Gone. A surprise, because it’s been there since 1984. Or did we get married in 1985? Ha. Just kidding. It has never, ever slid off.

Pretty much, I’ve had to pull it over the knuckle on a few rare occasions when I did remove it for perfectly valid reasons to protect it, like painting our house or trying to remove a fuel pump from the gas tank of our old van back home.

This time, I have no recollection of removing it.And I don’t recall absent-mindedly fiddling around, without thinking (which is frequent), and just kind of drop it.

So, it is officially lost.

My wife was none to happy to hear about this since she bought it for me and slipped it on my finger on our wedding day. It’s been there on our many moves and new jobs and new kids. Through the laughs and the tears, through the hugs and the glares, through the births and deaths, that ring was there.

Now, it’s gone.

But I haven’t given up hope of finding it because I think I know where it might have slipped away.

I was wearing it Thursday, it’s there in a picture of me and my brother. My wife said she’s sure the ring was attached to my finger when we were in church Sunday.

I sat and pondered. Where could I have lost it? Retrace my steps, if you will. They led to, unfortunately, Anini Beach and snorkeling Sunday afternoon.

I was there, swimming around, watching three turtles (yes, three at once) at the cleaning station. Perhaps the coolest thing I’ve seen. I snorkeled farther out, above the coral, watched another turtle from a distance, before turning back. On the return to shore, on one stroke, I went too deep and my left hand struck something. I stopped and looked to check for bleeding. None. (Yes, I was worried about blood in the water attracting a shark, even at Anini Beach). I survived, paddled furiously, and reached land. But I have a feeling the ring did not; that it slipped off. I think it’s still out there.

So I’ll be returning to search, as hopeless as that sounds, and if anyone else happens to be heading to Anini Beach to snorkel, I ask that you keep an eye out for a gold wedding band. If I’m right, it’s in front of the park, well to the right of the boat ramp, about a hundred yards or so out there, past the turtle cleaning station and toward the buoy. Great directions, right?

But it would delight my wife is it was found, and I like to keep my wife happy.

Ironically, when I was in high school, I found a wedding band when I was carrying out my janitorial duties to earn money and pay my tuition. I knew the teacher whose classroom I found it in and sure enough, the next day, I returned it to him. He was relieved and thanked me. Said I probably saved him from disappointing his wife.

So, if you wouldn’t mind, go snorkeling at Anini Beach. If you happen to found a gold wedding band out there, call me. A reward?

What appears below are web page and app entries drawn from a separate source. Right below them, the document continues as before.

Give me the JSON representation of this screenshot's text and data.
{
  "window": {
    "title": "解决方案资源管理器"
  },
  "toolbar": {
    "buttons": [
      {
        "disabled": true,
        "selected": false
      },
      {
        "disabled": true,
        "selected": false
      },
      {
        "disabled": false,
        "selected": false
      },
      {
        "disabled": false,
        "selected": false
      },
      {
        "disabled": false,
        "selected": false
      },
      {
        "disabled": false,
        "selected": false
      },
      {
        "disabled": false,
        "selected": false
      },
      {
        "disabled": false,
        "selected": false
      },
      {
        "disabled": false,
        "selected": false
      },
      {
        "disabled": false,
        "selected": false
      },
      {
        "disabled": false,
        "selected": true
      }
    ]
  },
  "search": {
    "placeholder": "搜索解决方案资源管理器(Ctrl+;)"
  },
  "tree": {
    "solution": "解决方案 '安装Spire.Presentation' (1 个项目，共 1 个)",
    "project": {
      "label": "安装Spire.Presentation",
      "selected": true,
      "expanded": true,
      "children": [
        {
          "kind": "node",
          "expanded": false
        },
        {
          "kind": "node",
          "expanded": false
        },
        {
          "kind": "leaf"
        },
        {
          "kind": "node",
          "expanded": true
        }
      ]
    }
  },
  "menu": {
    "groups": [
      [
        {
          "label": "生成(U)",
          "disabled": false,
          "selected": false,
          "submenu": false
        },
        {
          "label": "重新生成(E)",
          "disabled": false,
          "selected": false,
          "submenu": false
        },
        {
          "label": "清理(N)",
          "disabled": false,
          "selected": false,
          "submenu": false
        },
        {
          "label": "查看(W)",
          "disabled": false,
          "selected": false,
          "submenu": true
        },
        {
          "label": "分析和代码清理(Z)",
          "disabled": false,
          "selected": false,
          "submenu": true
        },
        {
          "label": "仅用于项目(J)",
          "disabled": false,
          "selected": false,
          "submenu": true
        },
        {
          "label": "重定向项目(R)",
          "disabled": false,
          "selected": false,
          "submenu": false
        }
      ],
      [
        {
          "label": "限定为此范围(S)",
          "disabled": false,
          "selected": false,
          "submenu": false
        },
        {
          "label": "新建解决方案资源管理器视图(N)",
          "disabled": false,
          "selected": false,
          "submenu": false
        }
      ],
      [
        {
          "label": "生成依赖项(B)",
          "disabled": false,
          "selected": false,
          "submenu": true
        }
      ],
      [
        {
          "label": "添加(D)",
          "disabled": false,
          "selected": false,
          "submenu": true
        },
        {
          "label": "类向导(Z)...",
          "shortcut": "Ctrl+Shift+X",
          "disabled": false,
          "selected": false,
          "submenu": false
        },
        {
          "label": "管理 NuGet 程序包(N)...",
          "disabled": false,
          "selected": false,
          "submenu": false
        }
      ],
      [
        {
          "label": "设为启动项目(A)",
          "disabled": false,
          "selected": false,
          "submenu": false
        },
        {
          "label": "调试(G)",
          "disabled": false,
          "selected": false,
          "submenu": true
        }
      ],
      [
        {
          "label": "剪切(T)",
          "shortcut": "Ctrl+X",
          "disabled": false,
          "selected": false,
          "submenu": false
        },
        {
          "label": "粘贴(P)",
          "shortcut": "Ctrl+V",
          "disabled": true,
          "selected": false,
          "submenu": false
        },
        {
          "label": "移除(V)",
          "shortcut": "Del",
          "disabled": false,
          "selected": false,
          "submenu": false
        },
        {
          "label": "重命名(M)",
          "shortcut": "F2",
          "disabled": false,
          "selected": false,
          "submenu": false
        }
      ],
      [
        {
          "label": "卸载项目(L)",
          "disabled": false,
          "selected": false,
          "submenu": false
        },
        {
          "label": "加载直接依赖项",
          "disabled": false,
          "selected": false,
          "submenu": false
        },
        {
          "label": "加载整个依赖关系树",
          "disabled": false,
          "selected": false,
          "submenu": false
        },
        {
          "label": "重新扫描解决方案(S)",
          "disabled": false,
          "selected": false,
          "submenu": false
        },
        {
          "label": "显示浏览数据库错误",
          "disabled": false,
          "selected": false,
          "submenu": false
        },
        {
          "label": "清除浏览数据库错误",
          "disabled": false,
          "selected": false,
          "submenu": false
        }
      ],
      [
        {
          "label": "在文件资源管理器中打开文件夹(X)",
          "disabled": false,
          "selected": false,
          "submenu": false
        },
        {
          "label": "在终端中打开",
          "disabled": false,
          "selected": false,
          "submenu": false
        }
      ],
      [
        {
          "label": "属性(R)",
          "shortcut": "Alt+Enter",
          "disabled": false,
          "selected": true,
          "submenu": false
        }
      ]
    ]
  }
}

Sure. It isn’t worth much money, but when it comes to love, it’s priceless.Read more at:plus size prom dresses | vintage evening dresses


11:48 Publié dans Fashion | Lien permanent | Commentaires (0)